The Compost Cab
Written by Adam
We’re all a bit concerned by the taxi culture that sees people taking short journeys around the city, with serious consequences for the environment. But here’s a cab with a difference. The ‘Compost Cab,’ brainchild of social entrepreneur Jeremy Brosowsky, recently launched in Washington DC, to enable city-dwellers to compost their organic waste.
For those of us living in small apartments, the idea of composting our waste is pretty much a non-starter. With space at a premium, composting can seem impractical. And then there’s the smell. Rotting food in confined spaces – not a great combination. Enter the Compost Cab – an eco-friendly service which provides city residents with a trash bin which they can fill with organic and biodegradable household waste.
Hail the affordable eco-cab
For a mere $8 per week, Compost Cab offers a weekly compost pick-up service, taking household waste to nearby urban farms, to help enrich the soil and increase the quality of organic produce grown there. It’s a win-win solution, which allows more people to compost everyday organic waste while reducing landfill and bringing more high quality, organic produce to market.
Compost Cab is committed to building and rewarding customer loyalty. After nine months, all scheme participants will be entitled to return deliveries of rich, composted soil, to help with their own home-grown projects. Because Compost Cab weighs your weekly compost output, each household can claim up to 10 percent of the composted soil for free!
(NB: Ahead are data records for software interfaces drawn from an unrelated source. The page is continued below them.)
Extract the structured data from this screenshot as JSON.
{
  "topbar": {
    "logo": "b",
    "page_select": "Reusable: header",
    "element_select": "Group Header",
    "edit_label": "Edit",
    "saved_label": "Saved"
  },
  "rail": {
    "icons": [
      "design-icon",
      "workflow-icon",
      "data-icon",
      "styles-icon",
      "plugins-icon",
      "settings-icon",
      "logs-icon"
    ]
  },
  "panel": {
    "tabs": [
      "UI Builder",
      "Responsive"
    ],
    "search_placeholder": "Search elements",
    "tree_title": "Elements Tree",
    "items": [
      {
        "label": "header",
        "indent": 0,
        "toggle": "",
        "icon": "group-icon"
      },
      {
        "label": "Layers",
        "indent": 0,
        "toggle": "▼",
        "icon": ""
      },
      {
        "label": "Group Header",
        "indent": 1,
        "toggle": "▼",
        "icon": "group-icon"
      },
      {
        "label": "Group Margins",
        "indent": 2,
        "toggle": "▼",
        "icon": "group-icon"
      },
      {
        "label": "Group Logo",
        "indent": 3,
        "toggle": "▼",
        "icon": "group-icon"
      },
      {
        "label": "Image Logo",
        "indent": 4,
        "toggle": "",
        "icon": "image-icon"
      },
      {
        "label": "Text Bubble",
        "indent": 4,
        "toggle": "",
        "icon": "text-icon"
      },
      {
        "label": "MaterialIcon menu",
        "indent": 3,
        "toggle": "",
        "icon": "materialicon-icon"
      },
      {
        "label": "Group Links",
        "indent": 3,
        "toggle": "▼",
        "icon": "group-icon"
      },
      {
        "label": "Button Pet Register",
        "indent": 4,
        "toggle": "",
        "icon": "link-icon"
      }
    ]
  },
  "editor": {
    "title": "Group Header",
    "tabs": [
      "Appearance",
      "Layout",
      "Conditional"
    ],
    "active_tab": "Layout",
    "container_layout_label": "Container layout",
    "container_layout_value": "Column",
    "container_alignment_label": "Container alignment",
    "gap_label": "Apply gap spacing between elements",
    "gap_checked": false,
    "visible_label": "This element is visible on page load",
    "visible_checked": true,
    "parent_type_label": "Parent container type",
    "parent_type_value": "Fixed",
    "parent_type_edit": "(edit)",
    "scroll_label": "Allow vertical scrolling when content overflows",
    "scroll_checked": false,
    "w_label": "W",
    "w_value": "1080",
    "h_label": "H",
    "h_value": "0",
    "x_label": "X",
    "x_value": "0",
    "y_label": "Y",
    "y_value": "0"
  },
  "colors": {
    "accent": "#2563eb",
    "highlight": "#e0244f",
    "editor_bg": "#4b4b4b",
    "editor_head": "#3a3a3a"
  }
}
Those who choose not to claim their soil allocation can donate it to Engaged Community Offshoots (ECO), Compost Cab’s primary composting partner, and they’ll use it to grow nutritious, healthy food for local kids.
From rooftop to road
Brosowsky was inspired to develop the Compost Cab idea following his attendance at a Growing Power course on commercial urban agriculture. Passionate about the possibilities of setting up sustainable rooftop farms in the heart of the city’s poorer neighborhoods, Brosowsky set about finding new ways to incentivize and support inner-city food production.
Brosowsky knew all about the challenges of composting in the city, and had been puzzling for some time over ways to create affordable, odor-free composting units for fellow city-dwellers. He claims the basic idea for Compost Cab was fleshed out in a day, and yet already he has a strong residential customer-base as well as a community composting facility at the local Mount Pleasant Farmers’ Market, demonstrating the demand for his service.
To date, Compost Cab has focused on recruiting residential customers. However, Brosowsky won’t stop there – he’s keen to engage restaurants, coffee shops, big business and even city governments to get in on the act. It seems that he has created a powerful eco-franchise, which could see Compost Cabs popping up in cities everywhere.
It’s startling to learn that the average American family is producing more than 500 pounds of surplus organic waste every year. Composting not only helps to prevent this waste from ending up in toxic landfill – but it also reduces our food miles, by allowing local farmers to successfully grow organic produce in the fertile, natural soil surrounding our cities.
For more information about the Compost Cab or to sign up, visit www.compostcab.com